So many hon. Members have wanted to speak in this debate because of the sheer scale of the humanitarian crisis that is unfolding. As many people have said, this is the greatest refugee crisis of our time and we have a moral responsibility to act. The UNHCR predicts that the number of Syrian refugees fleeing the country will be more than 4 million by the end of the year. That will be the largest refugee population in the world. None of us have forgotten what the millions of Syrian people who need help are fleeing from: the death and violence preceding and following the deplorable chemical attacks on civilians in Damascus last August. The traumatic images of those attacks are etched on all our minds. We can only begin to imagine the scars that have been left on the surviving refugees by a conflict with an estimated death toll already of 130,000.
In the face of this enormous crisis and the horrifying number of desperate people that we can hardly begin to imagine, all that is currently being asked by the UNHCR is that 30,000 Syrian refugees be admitted to other countries.

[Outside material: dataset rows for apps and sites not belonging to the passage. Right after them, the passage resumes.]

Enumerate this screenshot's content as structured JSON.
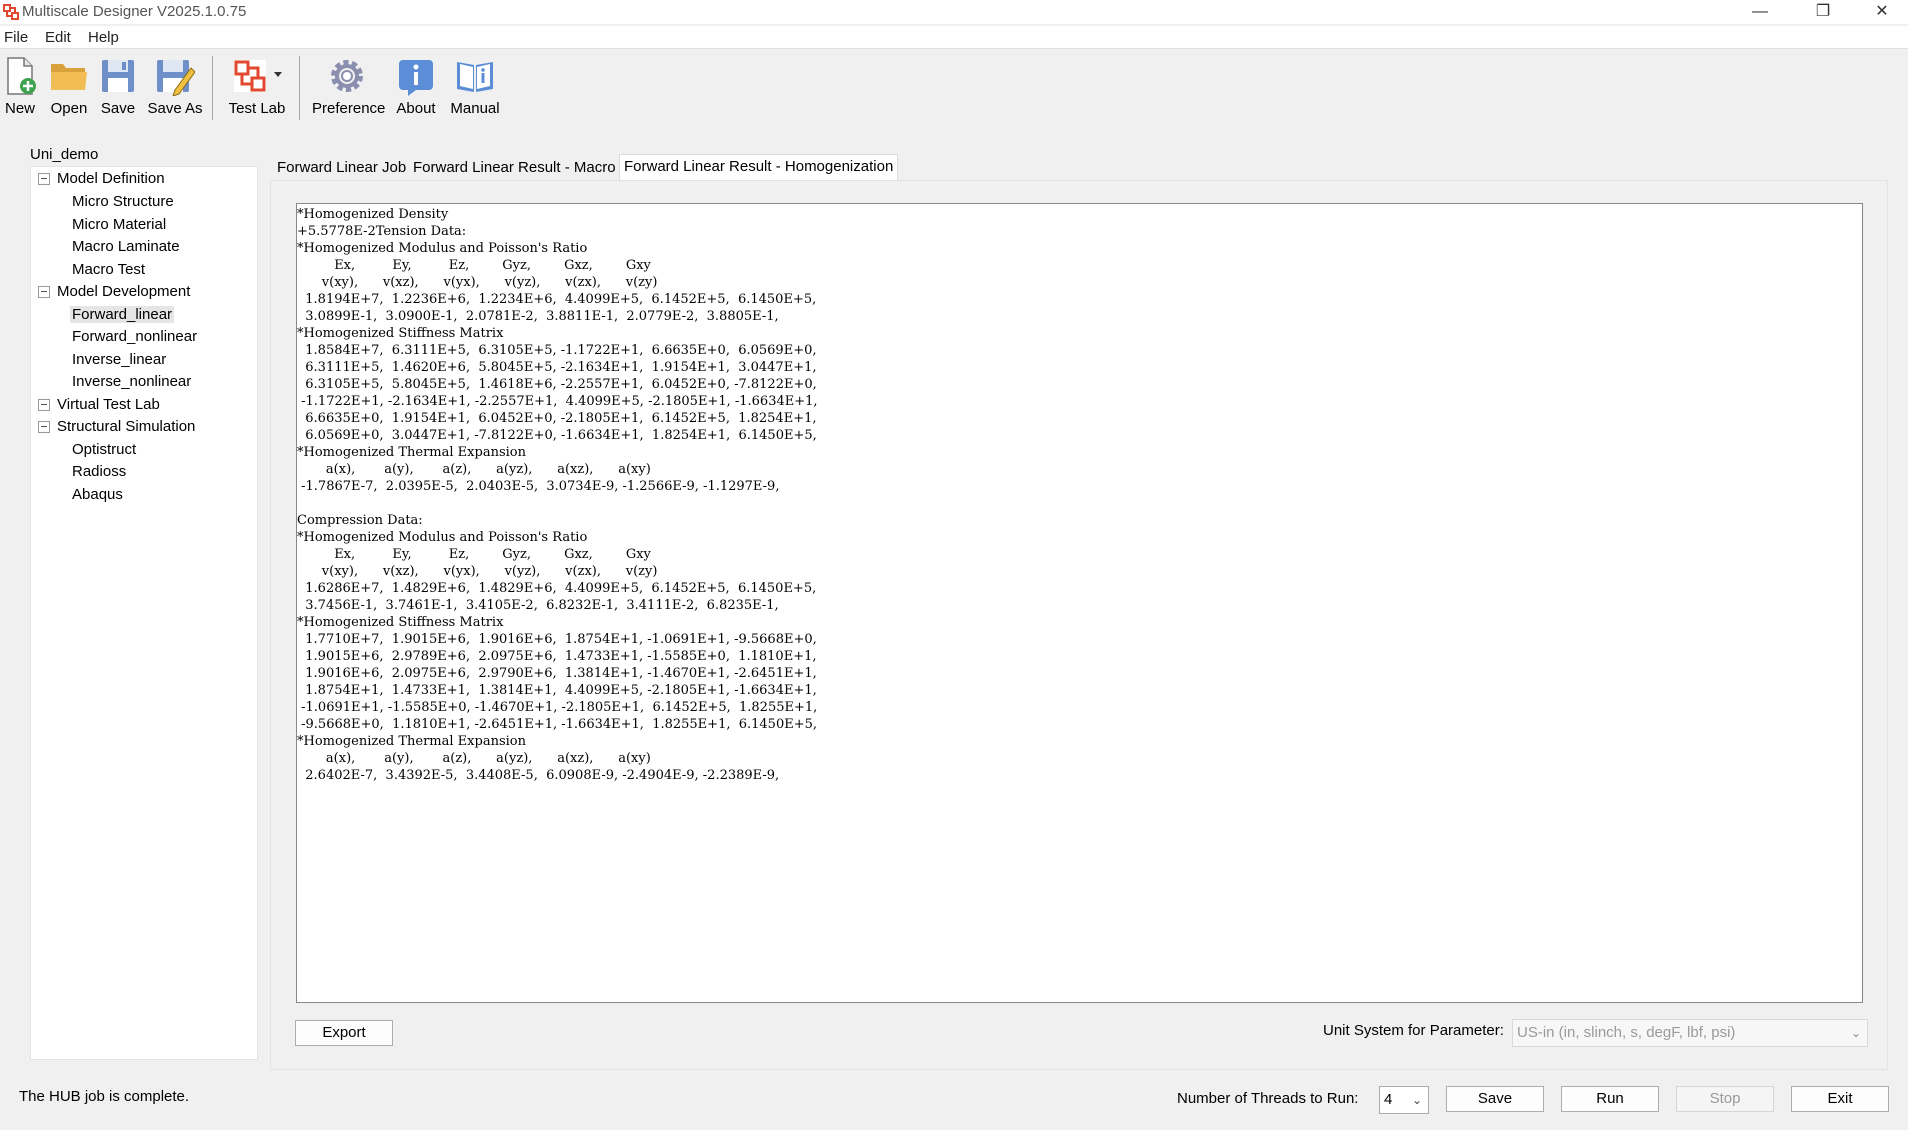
{
  "window": {
    "title": "Multiscale Designer V2025.1.0.75",
    "minimize": "—",
    "restore": "❐",
    "close": "✕"
  },
  "menu": [
    "File",
    "Edit",
    "Help"
  ],
  "toolbar": {
    "new": "New",
    "open": "Open",
    "save": "Save",
    "save_as": "Save As",
    "test_lab": "Test Lab",
    "preference": "Preference",
    "about": "About",
    "manual": "Manual"
  },
  "tree": {
    "root": "Uni_demo",
    "groups": [
      {
        "label": "Model Definition",
        "items": [
          "Micro Structure",
          "Micro Material",
          "Macro Laminate",
          "Macro Test"
        ]
      },
      {
        "label": "Model Development",
        "items": [
          "Forward_linear",
          "Forward_nonlinear",
          "Inverse_linear",
          "Inverse_nonlinear"
        ]
      },
      {
        "label": "Virtual Test Lab",
        "items": []
      },
      {
        "label": "Structural Simulation",
        "items": [
          "Optistruct",
          "Radioss",
          "Abaqus"
        ]
      }
    ],
    "selected": "Forward_linear"
  },
  "tabs": [
    "Forward Linear Job",
    "Forward Linear Result - Macro",
    "Forward Linear Result - Homogenization"
  ],
  "active_tab": 2,
  "result_text": "*Homogenized Density\n+5.5778E-2Tension Data:\n*Homogenized Modulus and Poisson's Ratio\n         Ex,         Ey,         Ez,        Gyz,        Gxz,        Gxy\n      v(xy),      v(xz),      v(yx),      v(yz),      v(zx),      v(zy)\n  1.8194E+7,  1.2236E+6,  1.2234E+6,  4.4099E+5,  6.1452E+5,  6.1450E+5,\n  3.0899E-1,  3.0900E-1,  2.0781E-2,  3.8811E-1,  2.0779E-2,  3.8805E-1,\n*Homogenized Stiffness Matrix\n  1.8584E+7,  6.3111E+5,  6.3105E+5, -1.1722E+1,  6.6635E+0,  6.0569E+0,\n  6.3111E+5,  1.4620E+6,  5.8045E+5, -2.1634E+1,  1.9154E+1,  3.0447E+1,\n  6.3105E+5,  5.8045E+5,  1.4618E+6, -2.2557E+1,  6.0452E+0, -7.8122E+0,\n -1.1722E+1, -2.1634E+1, -2.2557E+1,  4.4099E+5, -2.1805E+1, -1.6634E+1,\n  6.6635E+0,  1.9154E+1,  6.0452E+0, -2.1805E+1,  6.1452E+5,  1.8254E+1,\n  6.0569E+0,  3.0447E+1, -7.8122E+0, -1.6634E+1,  1.8254E+1,  6.1450E+5,\n*Homogenized Thermal Expansion\n       a(x),       a(y),       a(z),      a(yz),      a(xz),      a(xy)\n -1.7867E-7,  2.0395E-5,  2.0403E-5,  3.0734E-9, -1.2566E-9, -1.1297E-9,\n\nCompression Data:\n*Homogenized Modulus and Poisson's Ratio\n         Ex,         Ey,         Ez,        Gyz,        Gxz,        Gxy\n      v(xy),      v(xz),      v(yx),      v(yz),      v(zx),      v(zy)\n  1.6286E+7,  1.4829E+6,  1.4829E+6,  4.4099E+5,  6.1452E+5,  6.1450E+5,\n  3.7456E-1,  3.7461E-1,  3.4105E-2,  6.8232E-1,  3.4111E-2,  6.8235E-1,\n*Homogenized Stiffness Matrix\n  1.7710E+7,  1.9015E+6,  1.9016E+6,  1.8754E+1, -1.0691E+1, -9.5668E+0,\n  1.9015E+6,  2.9789E+6,  2.0975E+6,  1.4733E+1, -1.5585E+0,  1.1810E+1,\n  1.9016E+6,  2.0975E+6,  2.9790E+6,  1.3814E+1, -1.4670E+1, -2.6451E+1,\n  1.8754E+1,  1.4733E+1,  1.3814E+1,  4.4099E+5, -2.1805E+1, -1.6634E+1,\n -1.0691E+1, -1.5585E+0, -1.4670E+1, -2.1805E+1,  6.1452E+5,  1.8255E+1,\n -9.5668E+0,  1.1810E+1, -2.6451E+1, -1.6634E+1,  1.8255E+1,  6.1450E+5,\n*Homogenized Thermal Expansion\n       a(x),       a(y),       a(z),      a(yz),      a(xz),      a(xy)\n  2.6402E-7,  3.4392E-5,  3.4408E-5,  6.0908E-9, -2.4904E-9, -2.2389E-9,",
  "export_label": "Export",
  "unit_system": {
    "label": "Unit System for Parameter:",
    "value": "US-in (in, slinch, s, degF, lbf, psi)"
  },
  "status_text": "The HUB job is complete.",
  "threads": {
    "label": "Number of Threads to Run:",
    "value": "4"
  },
  "bottom_buttons": {
    "save": "Save",
    "run": "Run",
    "stop": "Stop",
    "exit": "Exit"
  }
}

I stress that that figure is what the UNHCR thinks is politically and logistically realistic, not the full number of vulnerable people who may need to seek refuge on our shores. We should not get fixated on the figure of 30,000, because the number could be much higher. Although I welcome the fact that the UK has agreed to help an unspecified number of refugees, I fear that that number will be very small.
I want to compare that situation with the huge strain under which Syria’s neighbours are already buckling. Not surprisingly, Turkey, Jordan, Lebanon and Iraq are under enormous pressure, and there is real concern that they may begin to feel that they have to turn refugees away from their shores. Scores of people trying to escape the fighting, including families with small children, are already being denied admission by those neighbouring countries. According to an April 2013 survey, 71% of Jordanians want the border with Syria to be closed to new arrivals. With thousands of people fleeing Syria every day, that would be catastrophic. That is why western countries have a moral responsibility to show solidarity with Syria’s neighbours by sharing responsibility for protecting some of the people fleeing Syria.
The current situation in Syria’s neighbouring countries is incredibly fragile. For example, the current estimate is that refugees equating to approximately a quarter of Lebanon’s population of 4.5 million have already fled there, and by the end of the year the UN expects Lebanon to have 1.6 million Syrian refugees, an enormous 35% of the population of a country that was ranked 67th in GDP per capita in 2012. We, on the other hand, are a member of the G8 and one of the world’s largest national economies, and we are potentially being seen to be quibbling about a tiny number of people. The bottom line is that I fear we are not doing as much as we could and should, and that we risk sending out a signal to other countries that it is acceptable for them to do the same.
I hope that we can talk about taking numbers of refugees not just in the hundreds but in the thousands, and that we can talk about what is needed, not the number that it may be politically expedient for us to accept.